There are 3 gradations:
OSS: means the source code is visible and open to see for everyone, it does not mean that the software has a GPL license, permitting the use and modification by everyone, nor that it is actually free software (as in free beer, gratis)
FOSS: means the same, but also free as in free beer, it can be used without paying license fees. This does not mean that the software is not license-encumbered, it may not have a GPL license. The problem with free but not libre open source licenses (e.g. the MIT license model, e.g. used by BSD, by Google Chromium and Android, by Canonical for their Mir display server and Unity DE, etc...) is twofold: the code can be stolen and turned into closed source software, for instance that's what BeOS/MacOS/OSX/iOS did with FreeBSD, thus creating a situation whereby a corporation can take advantage of years of development from open source developers without giving anything back to the community, or creating a situation whereby closed source commercial software is released for use on open source platforms, without inheriting any open source license model, which severally inhibits quality and innovation.
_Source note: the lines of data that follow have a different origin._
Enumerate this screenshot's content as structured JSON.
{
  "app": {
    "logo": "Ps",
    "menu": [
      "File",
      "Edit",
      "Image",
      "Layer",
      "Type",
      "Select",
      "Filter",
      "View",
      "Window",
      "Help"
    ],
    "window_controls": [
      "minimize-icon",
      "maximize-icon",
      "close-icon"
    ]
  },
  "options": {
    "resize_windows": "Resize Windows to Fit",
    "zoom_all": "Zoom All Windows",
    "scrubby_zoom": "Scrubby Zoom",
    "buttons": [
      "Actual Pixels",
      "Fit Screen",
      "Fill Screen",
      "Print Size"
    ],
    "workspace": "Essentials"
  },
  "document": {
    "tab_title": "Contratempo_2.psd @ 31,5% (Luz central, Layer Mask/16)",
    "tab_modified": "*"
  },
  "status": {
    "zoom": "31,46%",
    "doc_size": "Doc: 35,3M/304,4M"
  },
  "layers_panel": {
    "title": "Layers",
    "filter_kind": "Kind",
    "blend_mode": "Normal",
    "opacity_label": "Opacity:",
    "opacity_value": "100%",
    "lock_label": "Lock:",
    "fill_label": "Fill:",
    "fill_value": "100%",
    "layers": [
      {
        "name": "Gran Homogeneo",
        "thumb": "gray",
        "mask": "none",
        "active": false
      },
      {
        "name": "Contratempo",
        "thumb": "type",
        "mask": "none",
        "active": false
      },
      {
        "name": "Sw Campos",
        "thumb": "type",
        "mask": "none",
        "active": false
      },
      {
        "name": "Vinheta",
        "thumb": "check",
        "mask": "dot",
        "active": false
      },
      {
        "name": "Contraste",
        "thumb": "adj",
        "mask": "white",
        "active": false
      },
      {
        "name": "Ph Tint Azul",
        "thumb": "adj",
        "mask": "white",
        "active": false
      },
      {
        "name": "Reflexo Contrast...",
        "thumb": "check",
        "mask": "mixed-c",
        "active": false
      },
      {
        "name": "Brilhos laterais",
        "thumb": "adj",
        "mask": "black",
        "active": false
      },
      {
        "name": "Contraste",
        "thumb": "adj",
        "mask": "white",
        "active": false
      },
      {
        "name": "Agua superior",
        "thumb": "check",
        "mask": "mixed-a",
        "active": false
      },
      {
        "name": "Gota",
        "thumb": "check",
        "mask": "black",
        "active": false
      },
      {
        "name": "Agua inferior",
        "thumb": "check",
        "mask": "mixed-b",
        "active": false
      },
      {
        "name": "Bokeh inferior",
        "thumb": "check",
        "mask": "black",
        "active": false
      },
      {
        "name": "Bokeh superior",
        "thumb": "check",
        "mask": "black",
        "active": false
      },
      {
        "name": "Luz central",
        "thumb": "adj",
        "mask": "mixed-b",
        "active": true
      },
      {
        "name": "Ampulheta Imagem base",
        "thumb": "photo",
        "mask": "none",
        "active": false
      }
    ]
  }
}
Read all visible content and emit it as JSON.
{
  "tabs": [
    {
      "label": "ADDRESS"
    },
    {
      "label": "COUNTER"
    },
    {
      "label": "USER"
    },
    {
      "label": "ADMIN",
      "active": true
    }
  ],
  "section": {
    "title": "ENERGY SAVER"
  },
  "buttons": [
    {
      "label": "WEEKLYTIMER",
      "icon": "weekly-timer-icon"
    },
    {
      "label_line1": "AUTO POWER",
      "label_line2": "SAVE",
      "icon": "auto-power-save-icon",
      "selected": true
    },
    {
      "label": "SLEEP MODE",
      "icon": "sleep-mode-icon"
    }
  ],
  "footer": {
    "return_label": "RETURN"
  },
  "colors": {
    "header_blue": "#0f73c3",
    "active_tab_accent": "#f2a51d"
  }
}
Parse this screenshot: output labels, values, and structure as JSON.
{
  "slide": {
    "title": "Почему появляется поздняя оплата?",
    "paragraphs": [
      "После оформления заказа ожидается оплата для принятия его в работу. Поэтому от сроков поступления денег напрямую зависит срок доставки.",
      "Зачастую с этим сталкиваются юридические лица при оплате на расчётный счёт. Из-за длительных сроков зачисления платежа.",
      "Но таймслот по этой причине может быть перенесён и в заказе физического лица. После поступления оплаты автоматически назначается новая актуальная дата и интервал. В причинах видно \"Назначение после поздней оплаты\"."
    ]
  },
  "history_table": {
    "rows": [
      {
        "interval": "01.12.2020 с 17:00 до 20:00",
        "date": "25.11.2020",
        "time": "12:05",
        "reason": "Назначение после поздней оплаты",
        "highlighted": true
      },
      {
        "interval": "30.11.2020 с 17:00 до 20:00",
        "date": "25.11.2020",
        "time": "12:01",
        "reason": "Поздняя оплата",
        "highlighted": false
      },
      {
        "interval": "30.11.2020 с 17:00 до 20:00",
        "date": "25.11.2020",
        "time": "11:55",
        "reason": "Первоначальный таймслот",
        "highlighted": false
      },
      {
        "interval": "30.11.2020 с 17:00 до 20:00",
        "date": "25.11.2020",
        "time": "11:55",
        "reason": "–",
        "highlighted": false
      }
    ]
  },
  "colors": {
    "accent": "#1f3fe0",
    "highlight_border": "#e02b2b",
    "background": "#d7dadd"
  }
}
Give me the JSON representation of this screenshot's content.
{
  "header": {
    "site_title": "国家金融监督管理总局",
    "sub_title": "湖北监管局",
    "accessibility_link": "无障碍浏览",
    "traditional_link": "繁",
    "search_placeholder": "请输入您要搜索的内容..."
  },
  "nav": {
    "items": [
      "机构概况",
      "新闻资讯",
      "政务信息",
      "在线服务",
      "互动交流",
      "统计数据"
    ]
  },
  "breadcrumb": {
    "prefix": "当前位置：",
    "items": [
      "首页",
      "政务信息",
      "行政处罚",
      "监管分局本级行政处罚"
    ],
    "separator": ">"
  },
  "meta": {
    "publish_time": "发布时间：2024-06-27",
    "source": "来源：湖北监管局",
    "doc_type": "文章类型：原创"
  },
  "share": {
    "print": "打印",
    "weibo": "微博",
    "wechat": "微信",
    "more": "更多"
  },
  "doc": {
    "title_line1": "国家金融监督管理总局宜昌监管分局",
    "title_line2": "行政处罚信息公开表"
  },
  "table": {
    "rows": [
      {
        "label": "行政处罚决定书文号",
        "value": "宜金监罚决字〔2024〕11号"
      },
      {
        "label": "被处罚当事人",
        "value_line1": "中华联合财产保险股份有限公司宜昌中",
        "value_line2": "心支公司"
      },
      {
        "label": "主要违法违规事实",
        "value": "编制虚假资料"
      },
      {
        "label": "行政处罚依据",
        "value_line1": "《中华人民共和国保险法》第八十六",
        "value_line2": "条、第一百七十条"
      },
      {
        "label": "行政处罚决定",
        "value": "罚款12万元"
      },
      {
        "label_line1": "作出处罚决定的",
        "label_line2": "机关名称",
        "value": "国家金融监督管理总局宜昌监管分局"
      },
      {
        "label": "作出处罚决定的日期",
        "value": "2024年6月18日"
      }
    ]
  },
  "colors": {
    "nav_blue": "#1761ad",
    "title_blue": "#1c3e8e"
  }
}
FLOSS: free and libre open source software is the real deal, it means that the code is gratis and has one of the GPL license models, meaning everyone can use it, improve it, extend it, etc... the main property of GPL licensed software is that all software that is derived from GPL licensed code, inherits that GPL license, and thus can't be closed. This is violated by companies all the time, e.g. the firmwares of IoT devices like TV sets or personal cloud-type storage devices (Drobo, WD, etc...), but technology catches up with those abuses all the time, either through obsolescence (because in order to maintain GPL licensed code you actually need the full force of the open source developer community, it can't be successfully maintained by any commercial outfit, not even IBM or Microsoft or Samsung are rich and powerful enough on their own to successfully maintain even a limited open source based project without turning to the world wide open source developer community), or through feature paralysis, because open source software just does not go obsolete as such as long as there is a single user left, and companies find it hard to sell new products in such circumstances without turning to programmed hardware obsolescence, which causes larger RMA numbers and is not economically viable.